[ASSIGNMENT] Reproduce the records below in full and exactly, without their images.
★ ★ ★ ★
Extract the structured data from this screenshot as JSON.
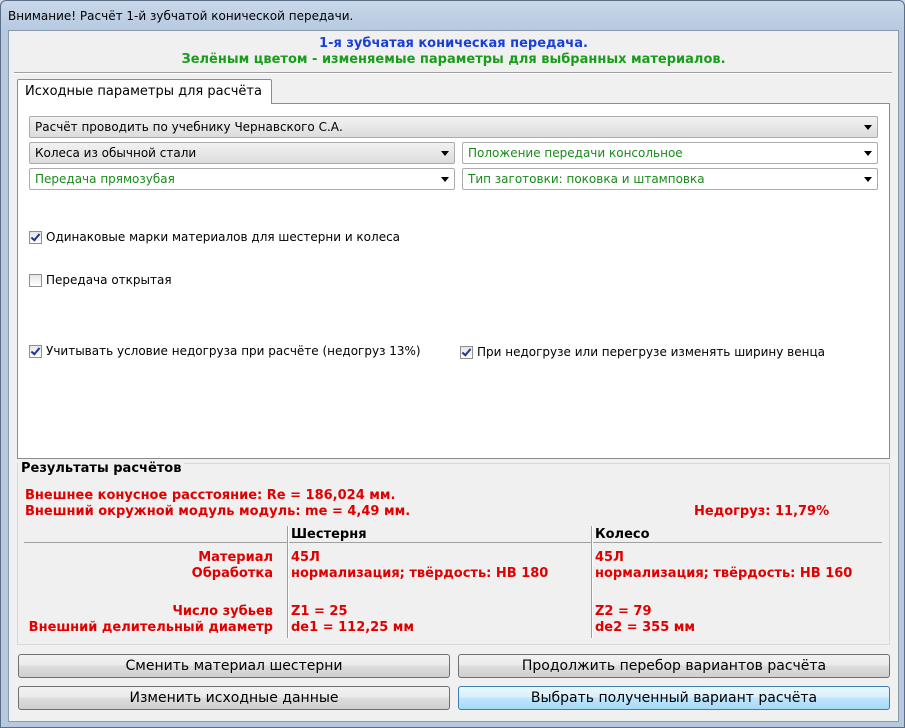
{
  "window": {
    "title": "Внимание! Расчёт 1-й зубчатой конической передачи."
  },
  "header": {
    "line1": "1-я зубчатая коническая передача.",
    "line2": "Зелёным цветом - изменяемые параметры для выбранных материалов."
  },
  "tab": {
    "label": "Исходные параметры для расчёта"
  },
  "combos": {
    "textbook": "Расчёт проводить по учебнику Чернавского С.А.",
    "steel": "Колеса из обычной стали",
    "position": "Положение передачи консольное",
    "gear_type": "Передача прямозубая",
    "blank": "Тип заготовки: поковка и штамповка"
  },
  "checkboxes": {
    "same_materials": {
      "label": "Одинаковые марки материалов для шестерни и колеса",
      "checked": true
    },
    "open_gear": {
      "label": "Передача открытая",
      "checked": false
    },
    "underload": {
      "label": "Учитывать условие недогруза при расчёте (недогруз 13%)",
      "checked": true
    },
    "change_width": {
      "label": "При недогрузе или перегрузе изменять ширину венца",
      "checked": true
    }
  },
  "results": {
    "title": "Результаты расчётов",
    "cone_distance": "Внешнее конусное расстояние:  Re = 186,024 мм.",
    "module": "Внешний окружной модуль модуль:  me = 4,49 мм.",
    "underload": "Недогруз: 11,79%",
    "col_pinion": "Шестерня",
    "col_wheel": "Колесо",
    "label_material": "Материал",
    "label_treatment": "Обработка",
    "label_teeth": "Число зубьев",
    "label_diameter": "Внешний делительный диаметр",
    "pinion": {
      "material": "45Л",
      "treatment": "нормализация;  твёрдость: НВ 180",
      "teeth": "Z1 = 25",
      "diameter": "de1 = 112,25 мм"
    },
    "wheel": {
      "material": "45Л",
      "treatment": "нормализация;  твёрдость: НВ 160",
      "teeth": "Z2 = 79",
      "diameter": "de2 = 355 мм"
    }
  },
  "buttons": {
    "change_material": "Сменить материал шестерни",
    "continue": "Продолжить перебор вариантов расчёта",
    "edit_input": "Изменить исходные данные",
    "choose": "Выбрать полученный вариант расчёта"
  },
  "colors": {
    "green": "#1a8a1a",
    "red": "#e00000",
    "blue": "#1a3fd6"
  }
}
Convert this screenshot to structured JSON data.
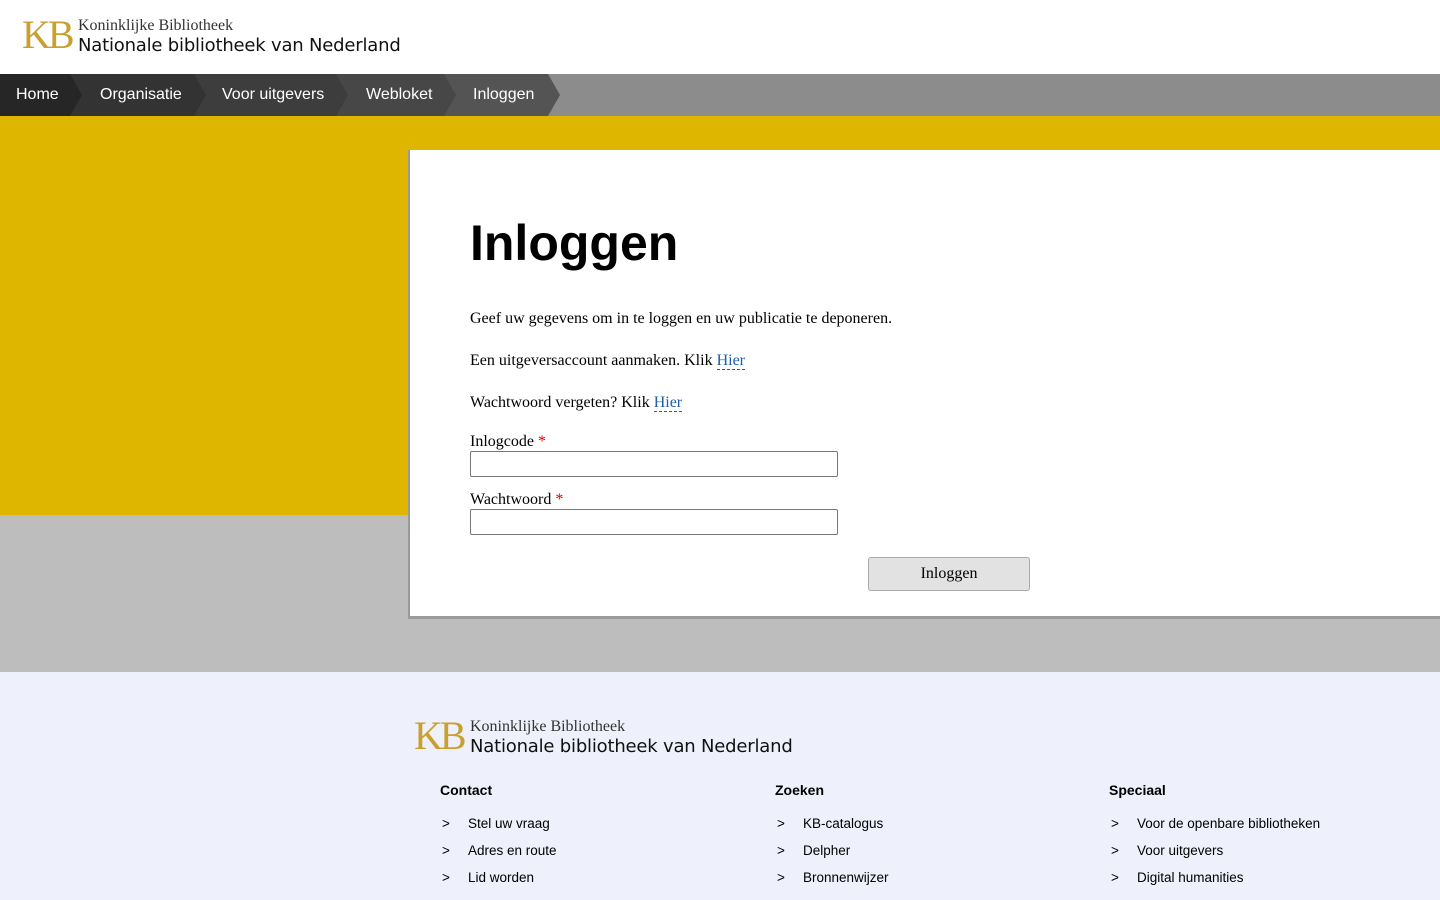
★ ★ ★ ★
[RESPONSE TO THIS TASK]
Extract the structured data from this screenshot as JSON.
{
  "window": {
    "title": "Внимание! Расчёт 1-й зубчатой конической передачи."
  },
  "header": {
    "line1": "1-я зубчатая коническая передача.",
    "line2": "Зелёным цветом - изменяемые параметры для выбранных материалов."
  },
  "tab": {
    "label": "Исходные параметры для расчёта"
  },
  "combos": {
    "textbook": "Расчёт проводить по учебнику Чернавского С.А.",
    "steel": "Колеса из обычной стали",
    "position": "Положение передачи консольное",
    "gear_type": "Передача прямозубая",
    "blank": "Тип заготовки: поковка и штамповка"
  },
  "checkboxes": {
    "same_materials": {
      "label": "Одинаковые марки материалов для шестерни и колеса",
      "checked": true
    },
    "open_gear": {
      "label": "Передача открытая",
      "checked": false
    },
    "underload": {
      "label": "Учитывать условие недогруза при расчёте (недогруз 13%)",
      "checked": true
    },
    "change_width": {
      "label": "При недогрузе или перегрузе изменять ширину венца",
      "checked": true
    }
  },
  "results": {
    "title": "Результаты расчётов",
    "cone_distance": "Внешнее конусное расстояние:  Re = 186,024 мм.",
    "module": "Внешний окружной модуль модуль:  me = 4,49 мм.",
    "underload": "Недогруз: 11,79%",
    "col_pinion": "Шестерня",
    "col_wheel": "Колесо",
    "label_material": "Материал",
    "label_treatment": "Обработка",
    "label_teeth": "Число зубьев",
    "label_diameter": "Внешний делительный диаметр",
    "pinion": {
      "material": "45Л",
      "treatment": "нормализация;  твёрдость: НВ 180",
      "teeth": "Z1 = 25",
      "diameter": "de1 = 112,25 мм"
    },
    "wheel": {
      "material": "45Л",
      "treatment": "нормализация;  твёрдость: НВ 160",
      "teeth": "Z2 = 79",
      "diameter": "de2 = 355 мм"
    }
  },
  "buttons": {
    "change_material": "Сменить материал шестерни",
    "continue": "Продолжить перебор вариантов расчёта",
    "edit_input": "Изменить исходные данные",
    "choose": "Выбрать полученный вариант расчёта"
  },
  "colors": {
    "green": "#1a8a1a",
    "red": "#e00000",
    "blue": "#1a3fd6"
  }
}
Convert this screenshot to structured JSON data.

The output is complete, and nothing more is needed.